Locale: Michigan
Nice! on 09/27/2008 09:49:55 MDT Print View

Chris, thanks-

I go pretty light when I can, but many people I speak with these days think that 50-60 pound loads are completely unreasonable... even after I explain that the load includes two weeks worth of food (30-35 pounds for me)and gear for temps around 20-40 degrees F and rain, not to mention photo gear. Quite a relief to find your article here. On longer trips, we're still packing light and using all the principles espoused in the forums--just have all that durned food!

Jack Thompson
(jackt) - F
McHale Packs on 10/19/2008 22:16:18 MDT Print View

Dan McHale makes the best pack, period. I have two. The fit is perfect, the material is custom, and he knows how to customize options to make as light or as heavy as you like. It's all about an analysis of the feature/benefits/weight. How much do you want to carry and how much flexibility do you want to adjust size on a trip? By the way, his frames are just outstanding....and that's the basis for everything else on a pack. I can't count the number of thru-hikers I met on the AT who had broken the fame on every manner of "high-end" pack.
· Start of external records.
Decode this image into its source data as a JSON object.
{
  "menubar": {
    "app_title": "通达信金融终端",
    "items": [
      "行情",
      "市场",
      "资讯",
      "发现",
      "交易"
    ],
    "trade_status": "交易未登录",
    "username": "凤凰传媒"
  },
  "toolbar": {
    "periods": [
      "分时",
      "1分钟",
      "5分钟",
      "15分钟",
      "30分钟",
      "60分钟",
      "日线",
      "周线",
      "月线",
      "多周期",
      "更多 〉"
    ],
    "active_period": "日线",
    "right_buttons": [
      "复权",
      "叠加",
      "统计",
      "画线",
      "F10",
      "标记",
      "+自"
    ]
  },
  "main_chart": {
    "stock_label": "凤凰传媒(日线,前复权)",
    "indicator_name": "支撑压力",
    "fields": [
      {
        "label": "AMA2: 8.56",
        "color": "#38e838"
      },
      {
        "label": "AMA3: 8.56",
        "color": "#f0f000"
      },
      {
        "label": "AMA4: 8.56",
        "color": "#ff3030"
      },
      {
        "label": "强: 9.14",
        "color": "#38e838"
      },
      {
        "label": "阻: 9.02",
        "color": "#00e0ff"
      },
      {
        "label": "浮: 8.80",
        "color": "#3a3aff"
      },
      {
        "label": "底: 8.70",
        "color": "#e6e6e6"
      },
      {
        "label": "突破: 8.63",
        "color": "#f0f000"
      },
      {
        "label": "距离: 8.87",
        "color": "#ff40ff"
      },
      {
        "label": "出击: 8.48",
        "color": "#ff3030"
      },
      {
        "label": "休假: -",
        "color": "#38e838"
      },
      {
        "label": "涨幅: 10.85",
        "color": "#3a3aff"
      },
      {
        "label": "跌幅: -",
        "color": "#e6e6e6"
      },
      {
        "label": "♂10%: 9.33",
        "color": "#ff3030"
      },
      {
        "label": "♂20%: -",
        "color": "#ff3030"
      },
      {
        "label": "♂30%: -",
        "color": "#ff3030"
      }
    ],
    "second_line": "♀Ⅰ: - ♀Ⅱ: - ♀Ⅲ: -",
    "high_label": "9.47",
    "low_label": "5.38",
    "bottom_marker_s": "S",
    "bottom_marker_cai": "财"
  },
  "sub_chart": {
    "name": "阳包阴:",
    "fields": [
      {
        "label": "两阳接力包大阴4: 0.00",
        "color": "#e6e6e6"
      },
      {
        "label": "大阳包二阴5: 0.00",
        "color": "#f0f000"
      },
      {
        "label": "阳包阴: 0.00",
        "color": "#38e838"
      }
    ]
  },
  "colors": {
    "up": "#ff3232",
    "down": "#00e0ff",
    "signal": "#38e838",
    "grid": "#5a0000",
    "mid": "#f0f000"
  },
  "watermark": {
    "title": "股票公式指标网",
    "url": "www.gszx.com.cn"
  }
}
He's also knows more than anyone else in the business.

Jack T